ES6 added 2 new methods to the Number object:

  • Number.isInteger()
  • Number.isSafeInteger()

The Number.isInteger() Method

The Number.isInteger() method returns true if the argument is an integer.

Example

Number.isInteger(10);        // returns true
Number.isInteger(10.5);      // returns false
Try it Yourself »

The Number.isSafeInteger() Method

A safe integer is an integer that can be exactly represented as a double precision number.

The Number.isSafeInteger() method returns true if the argument is a safe integer.

Example

Number.isSafeInteger(10);    // returns true
Number.isSafeInteger(12345678901234567890);  // returns false
Try it Yourself »

Safe integers are all integers from -(253 - 1) to +(253 - 1).
This is safe: 9007199254740991. This is not safe: 9007199254740992.


New Global Methods

ES6 also added 2 new global number methods:

  • isFinite()
  • isNan

The isFinite() Method

The global isFinite() method returns false if the argument is Infinity or NaN.

Otherwise it returns true:

Example

isFinite(10/0);       // returns false
isFinite(10/1);       // returns true
Try it Yourself »

The isNaN() Method

The global isNaN() method returns true if the argument is NaN. Otherwise it returns false:

Example

isNaN("Hello");       // returns true
Try it Yourself »

Arrow Functions

Arrow functions allows a short syntax for writing function expressions.

You don't need the function keyword, the return keyword, and the curly brackets.

Example

// ES5
var x = function(x, y) {
     return x * y;
}

// ES6
const x = (x, y) => x * y;
Try it Yourself »

Arrow functions do not have their own this. They are not well suited for defining object methods.

Arrow functions are not hoisted. They must be defined before they are used.

Using const is safer than using var, because a function expression is always constant value.

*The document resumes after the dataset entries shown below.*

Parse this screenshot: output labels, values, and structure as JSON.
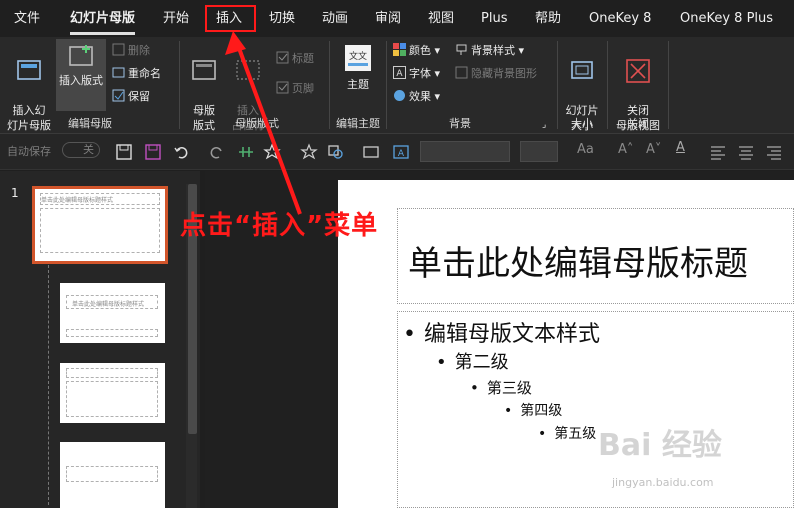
{
  "menu": {
    "tabs": [
      {
        "label": "文件"
      },
      {
        "label": "幻灯片母版"
      },
      {
        "label": "开始"
      },
      {
        "label": "插入"
      },
      {
        "label": "切换"
      },
      {
        "label": "动画"
      },
      {
        "label": "审阅"
      },
      {
        "label": "视图"
      },
      {
        "label": "Plus"
      },
      {
        "label": "帮助"
      },
      {
        "label": "OneKey 8"
      },
      {
        "label": "OneKey 8 Plus"
      }
    ],
    "active_tab": "幻灯片母版",
    "highlighted_tab": "插入"
  },
  "ribbon": {
    "edit_master": {
      "insert_slide_master": "插入幻\n灯片母版",
      "insert_layout": "插入版式",
      "delete": "删除",
      "rename": "重命名",
      "preserve": "保留",
      "group_label": "编辑母版"
    },
    "master_layout": {
      "master_layout_btn": "母版\n版式",
      "insert_placeholder": "插入\n占位符",
      "title_check": "标题",
      "footer_check": "页脚",
      "group_label": "母版版式"
    },
    "edit_theme": {
      "themes": "主题",
      "group_label": "编辑主题"
    },
    "background": {
      "colors": "颜色",
      "fonts": "字体",
      "effects": "效果",
      "background_styles": "背景样式",
      "hide_background": "隐藏背景图形",
      "group_label": "背景"
    },
    "size": {
      "slide_size": "幻灯片\n大小",
      "group_label": "大小"
    },
    "close": {
      "close_master_view": "关闭\n母版视图",
      "group_label": "关闭"
    }
  },
  "qat": {
    "autosave_label": "自动保存",
    "autosave_state": "关",
    "font_size_label": "Aa"
  },
  "thumbnails": {
    "slide_number": "1",
    "master_title": "单击此处编辑母版标题样式",
    "layout_title": "单击此处编辑母版标题样式"
  },
  "slide": {
    "title": "单击此处编辑母版标题",
    "levels": [
      "编辑母版文本样式",
      "第二级",
      "第三级",
      "第四级",
      "第五级"
    ],
    "bullet": "•"
  },
  "annotation": {
    "text": "点击“插入”菜单",
    "color": "#ff1a1a"
  },
  "watermark": {
    "logo": "Bai 经验",
    "url": "jingyan.baidu.com"
  }
}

You can only omit the return keyword and the curly brackets if the function is a single statement. Because of this, it might be a good habit to always keep them:

Example

const x = (x, y) => { return x * y };
Try it Yourself »